The philosopher Mark Lilla expressed a similar view shortly after the 2016 election and was roundly condemned for his trouble — he was an apologist for racist-bigot-homophobes even if he wasn’t one himself — thus further illustrating the extent to which the left has become a stranger to self-criticism. Americans are a tolerant people, not that you’d know it from complaints like Ms Boylan’s. For a long time they have been inclined to make allowances for the demands upon their indulgence from political spokesmen for sexual, racial, ethnic or religious minorities, or for that minority of women who claim to be victims of male or “patriarchal” oppression and so entitled to redress of their grievances. Yes, the unpolitical middle Americans may think, these people are probably right about their sufferings at the hands of the majority. They have had a hard time, and so we should make allowances for them, and try to be nice to them to make up for it.
But, lo, half-measures and lip-service and “empathy” turn out to be not good enough. It’s not just past wrongs or slights or prejudices they are demanding to be put right: it’s the things you of the unmindful middle are yourselves doing to them even now — by voting for Mr Trump, for example. And, in many cases, it’s the things you believe in most deeply — the essential goodness of your country and its institutions, for example — that must be changed in order to satisfy them. How can they then be surprised if there are stirrings of resentment and resistance against such moral and political coercion among those whose most treasured freedoms include the freedom not to be conscripted into somebody else’s political party against their will?
For the Democratic party is now the party of the grievance mongers, the pointers of fingers at their fellow citizens and the shouters of j’accuse! To me the amazing thing is how many white, heterosexual, male Christians there still are who apparently aren’t tired of being told that they’re the reason so many of their fellow citizens are unhappy with their lives. The “redneck” with his ready supply of zip ties was as willing to help a victim of Trumpophobia as he would have been anyone else whose Prius was in distress. Imagine his astonishment, then, if every time he picked up a newspaper he was told that he, and what he believed, was what is wrong with the country.
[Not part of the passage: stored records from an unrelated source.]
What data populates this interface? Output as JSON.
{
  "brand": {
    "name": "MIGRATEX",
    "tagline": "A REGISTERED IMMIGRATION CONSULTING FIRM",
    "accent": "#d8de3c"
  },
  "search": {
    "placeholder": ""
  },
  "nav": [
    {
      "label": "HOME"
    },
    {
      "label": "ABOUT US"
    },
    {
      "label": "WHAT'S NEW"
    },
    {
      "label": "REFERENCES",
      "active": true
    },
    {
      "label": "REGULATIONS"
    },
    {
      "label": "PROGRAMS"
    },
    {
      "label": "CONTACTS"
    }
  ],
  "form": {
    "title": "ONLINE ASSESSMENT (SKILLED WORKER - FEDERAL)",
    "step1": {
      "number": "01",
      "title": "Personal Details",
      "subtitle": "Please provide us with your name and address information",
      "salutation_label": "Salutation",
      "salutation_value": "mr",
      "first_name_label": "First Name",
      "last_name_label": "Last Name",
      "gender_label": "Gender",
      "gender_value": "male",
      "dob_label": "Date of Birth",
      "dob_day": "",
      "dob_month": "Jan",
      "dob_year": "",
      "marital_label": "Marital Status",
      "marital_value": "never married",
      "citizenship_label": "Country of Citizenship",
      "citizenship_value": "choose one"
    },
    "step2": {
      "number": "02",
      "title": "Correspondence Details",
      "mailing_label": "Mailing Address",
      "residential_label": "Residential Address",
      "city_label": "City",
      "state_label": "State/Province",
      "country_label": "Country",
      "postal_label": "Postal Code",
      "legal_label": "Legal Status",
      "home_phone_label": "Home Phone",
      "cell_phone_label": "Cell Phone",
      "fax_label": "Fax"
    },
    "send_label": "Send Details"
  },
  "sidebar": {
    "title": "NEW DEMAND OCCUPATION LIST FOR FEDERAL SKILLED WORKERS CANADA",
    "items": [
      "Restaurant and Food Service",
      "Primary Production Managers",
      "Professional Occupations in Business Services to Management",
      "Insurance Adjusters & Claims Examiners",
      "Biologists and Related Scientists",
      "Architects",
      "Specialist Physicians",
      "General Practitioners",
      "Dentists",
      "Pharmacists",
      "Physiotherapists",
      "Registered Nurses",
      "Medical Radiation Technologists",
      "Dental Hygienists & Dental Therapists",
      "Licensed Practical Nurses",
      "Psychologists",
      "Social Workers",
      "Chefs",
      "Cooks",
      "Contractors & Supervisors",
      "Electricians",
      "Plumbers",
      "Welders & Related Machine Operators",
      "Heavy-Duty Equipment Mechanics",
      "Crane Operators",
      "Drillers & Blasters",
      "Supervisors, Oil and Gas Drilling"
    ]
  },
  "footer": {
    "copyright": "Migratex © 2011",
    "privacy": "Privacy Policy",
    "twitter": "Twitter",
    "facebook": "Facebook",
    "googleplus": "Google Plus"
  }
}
Neither Jennifer Finney Boylan nor anyone else should imagine that that state of affairs could continue indefinitely.
James Bowman is resident scholar at the Ethics and Public Policy Center.